## EXTRACTED RECORDS
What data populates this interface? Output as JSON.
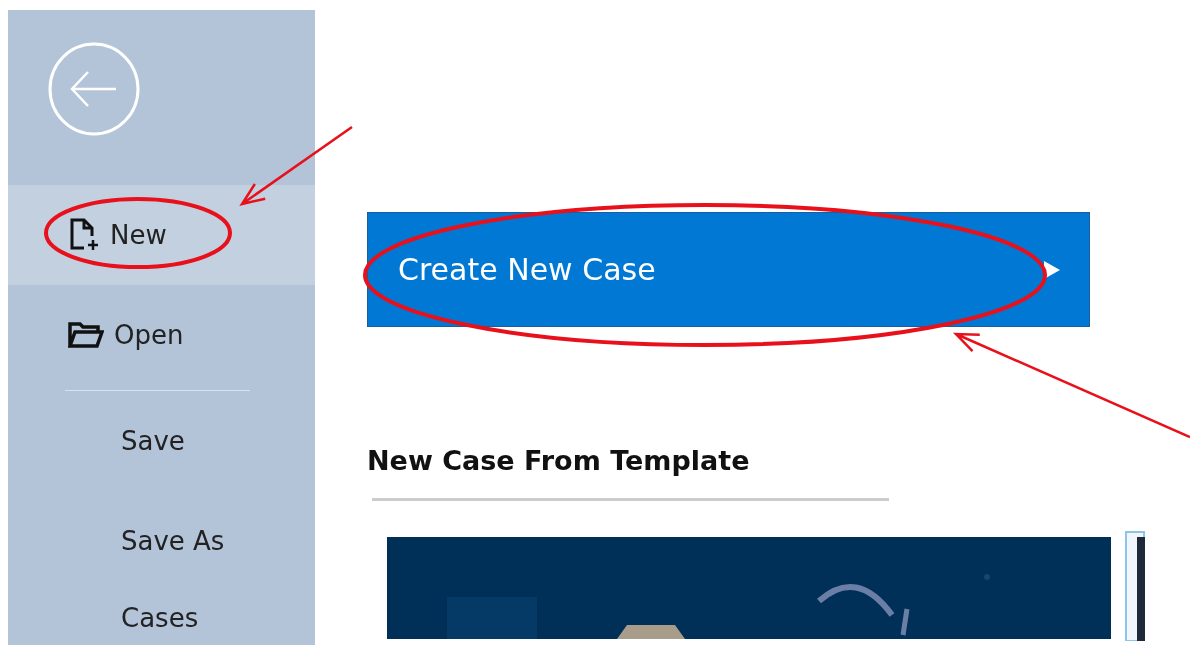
{
  "sidebar": {
    "back_button": {
      "kind": "arrow"
    },
    "items": [
      {
        "kind": "file",
        "label": "New",
        "selected": true
      },
      {
        "kind": "folder",
        "label": "Open",
        "selected": false
      },
      {
        "kind": "divider"
      },
      {
        "kind": "plain",
        "label": "Save",
        "selected": false
      },
      {
        "kind": "plain",
        "label": "Save As",
        "selected": false
      },
      {
        "kind": "plain",
        "label": "Cases",
        "selected": false
      }
    ]
  },
  "main": {
    "create_button": {
      "label": "Create New Case"
    },
    "template_section": {
      "heading": "New Case From Template"
    }
  },
  "annotations": [
    {
      "kind": "ellipse"
    },
    {
      "kind": "arrow"
    },
    {
      "kind": "ellipse"
    },
    {
      "kind": "arrow"
    }
  ]
}
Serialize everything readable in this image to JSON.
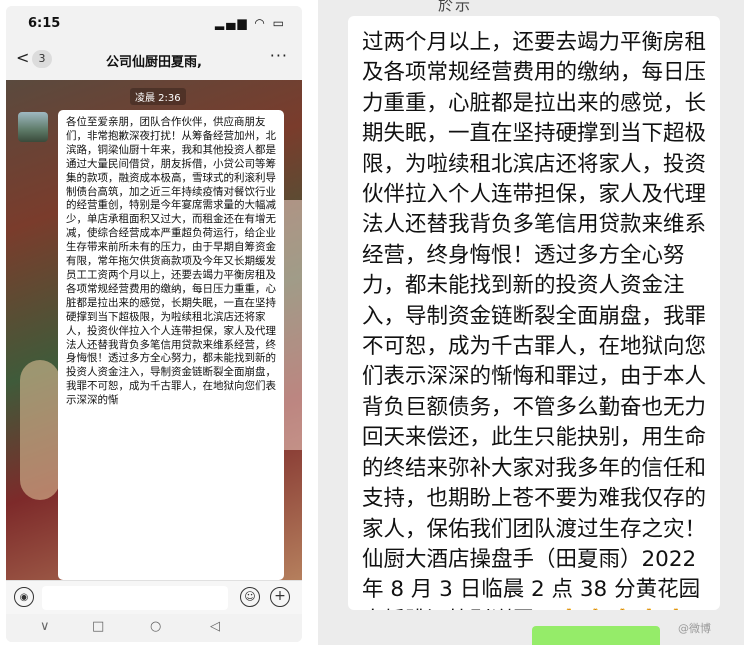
{
  "left": {
    "status": {
      "time": "6:15",
      "icons": "▂▄▆ ◠ ▭"
    },
    "nav": {
      "back": "<",
      "unread": "3",
      "title": "公司仙厨田夏雨,",
      "more": "···"
    },
    "timestamp": "凌晨 2:36",
    "message": "各位至爱亲朋，团队合作伙伴，供应商朋友们，非常抱歉深夜打扰！从筹备经营加州，北滨路，铜梁仙厨十年来，我和其他投资人都是通过大量民间借贷，朋友拆借，小贷公司等筹集的款项，融资成本极高，雪球式的利滚利导制债台高筑，加之近三年持续疫情对餐饮行业的经营重创，特别是今年宴席需求量的大幅减少，单店承租面积又过大，而租金还在有增无减，使综合经营成本严重超负荷运行，给企业生存带来前所未有的压力，由于早期自筹资金有限，常年拖欠供货商款项及今年又长期缓发员工工资两个月以上，还要去竭力平衡房租及各项常规经营费用的缴纳，每日压力重重，心脏都是拉出来的感觉，长期失眠，一直在坚持硬撑到当下超极限，为啦续租北滨店还将家人，投资伙伴拉入个人连带担保，家人及代理法人还替我背负多笔信用贷款来维系经营，终身悔恨！透过多方全心努力，都未能找到新的投资人资金注入，导制资金链断裂全面崩盘，我罪不可恕，成为千古罪人，在地狱向您们表示深深的惭",
    "input_bar": {
      "voice": "◉",
      "emoji": "☺",
      "plus": "+"
    },
    "sys_nav": {
      "down": "∨",
      "square": "□",
      "circle": "○",
      "back": "◁"
    }
  },
  "right": {
    "top_cut": "於示",
    "message": "过两个月以上，还要去竭力平衡房租及各项常规经营费用的缴纳，每日压力重重，心脏都是拉出来的感觉，长期失眠，一直在坚持硬撑到当下超极限，为啦续租北滨店还将家人，投资伙伴拉入个人连带担保，家人及代理法人还替我背负多笔信用贷款来维系经营，终身悔恨！透过多方全心努力，都未能找到新的投资人资金注入，导制资金链断裂全面崩盘，我罪不可恕，成为千古罪人，在地狱向您们表示深深的惭悔和罪过，由于本人背负巨额债务，不管多么勤奋也无力回天来偿还，此生只能抉别，用生命的终结来弥补大家对我多年的信任和支持，也期盼上苍不要为难我仅存的家人，保佑我们团队渡过生存之灾！仙厨大酒店操盘手（田夏雨）2022 年 8 月 3 日临晨 2 点 38 分黄花园大桥跳江抉别谢罪！🙏🙏🙏🙏🙏🙏🙏🙏🙏🙏",
    "watermark": "@微博"
  }
}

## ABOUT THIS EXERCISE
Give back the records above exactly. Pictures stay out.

## EXERCISE OUTPUT
What data populates this interface? Output as JSON.
{
  "sidebar": {
    "back_button": {
      "kind": "arrow"
    },
    "items": [
      {
        "kind": "file",
        "label": "New",
        "selected": true
      },
      {
        "kind": "folder",
        "label": "Open",
        "selected": false
      },
      {
        "kind": "divider"
      },
      {
        "kind": "plain",
        "label": "Save",
        "selected": false
      },
      {
        "kind": "plain",
        "label": "Save As",
        "selected": false
      },
      {
        "kind": "plain",
        "label": "Cases",
        "selected": false
      }
    ]
  },
  "main": {
    "create_button": {
      "label": "Create New Case"
    },
    "template_section": {
      "heading": "New Case From Template"
    }
  },
  "annotations": [
    {
      "kind": "ellipse"
    },
    {
      "kind": "arrow"
    },
    {
      "kind": "ellipse"
    },
    {
      "kind": "arrow"
    }
  ]
}
Serialize everything readable in this image to JSON.
{
  "left": {
    "status": {
      "time": "6:15",
      "icons": "▂▄▆ ◠ ▭"
    },
    "nav": {
      "back": "<",
      "unread": "3",
      "title": "公司仙厨田夏雨,",
      "more": "···"
    },
    "timestamp": "凌晨 2:36",
    "message": "各位至爱亲朋，团队合作伙伴，供应商朋友们，非常抱歉深夜打扰！从筹备经营加州，北滨路，铜梁仙厨十年来，我和其他投资人都是通过大量民间借贷，朋友拆借，小贷公司等筹集的款项，融资成本极高，雪球式的利滚利导制债台高筑，加之近三年持续疫情对餐饮行业的经营重创，特别是今年宴席需求量的大幅减少，单店承租面积又过大，而租金还在有增无减，使综合经营成本严重超负荷运行，给企业生存带来前所未有的压力，由于早期自筹资金有限，常年拖欠供货商款项及今年又长期缓发员工工资两个月以上，还要去竭力平衡房租及各项常规经营费用的缴纳，每日压力重重，心脏都是拉出来的感觉，长期失眠，一直在坚持硬撑到当下超极限，为啦续租北滨店还将家人，投资伙伴拉入个人连带担保，家人及代理法人还替我背负多笔信用贷款来维系经营，终身悔恨！透过多方全心努力，都未能找到新的投资人资金注入，导制资金链断裂全面崩盘，我罪不可恕，成为千古罪人，在地狱向您们表示深深的惭",
    "input_bar": {
      "voice": "◉",
      "emoji": "☺",
      "plus": "+"
    },
    "sys_nav": {
      "down": "∨",
      "square": "□",
      "circle": "○",
      "back": "◁"
    }
  },
  "right": {
    "top_cut": "於示",
    "message": "过两个月以上，还要去竭力平衡房租及各项常规经营费用的缴纳，每日压力重重，心脏都是拉出来的感觉，长期失眠，一直在坚持硬撑到当下超极限，为啦续租北滨店还将家人，投资伙伴拉入个人连带担保，家人及代理法人还替我背负多笔信用贷款来维系经营，终身悔恨！透过多方全心努力，都未能找到新的投资人资金注入，导制资金链断裂全面崩盘，我罪不可恕，成为千古罪人，在地狱向您们表示深深的惭悔和罪过，由于本人背负巨额债务，不管多么勤奋也无力回天来偿还，此生只能抉别，用生命的终结来弥补大家对我多年的信任和支持，也期盼上苍不要为难我仅存的家人，保佑我们团队渡过生存之灾！仙厨大酒店操盘手（田夏雨）2022 年 8 月 3 日临晨 2 点 38 分黄花园大桥跳江抉别谢罪！🙏🙏🙏🙏🙏🙏🙏🙏🙏🙏",
    "watermark": "@微博"
  }
}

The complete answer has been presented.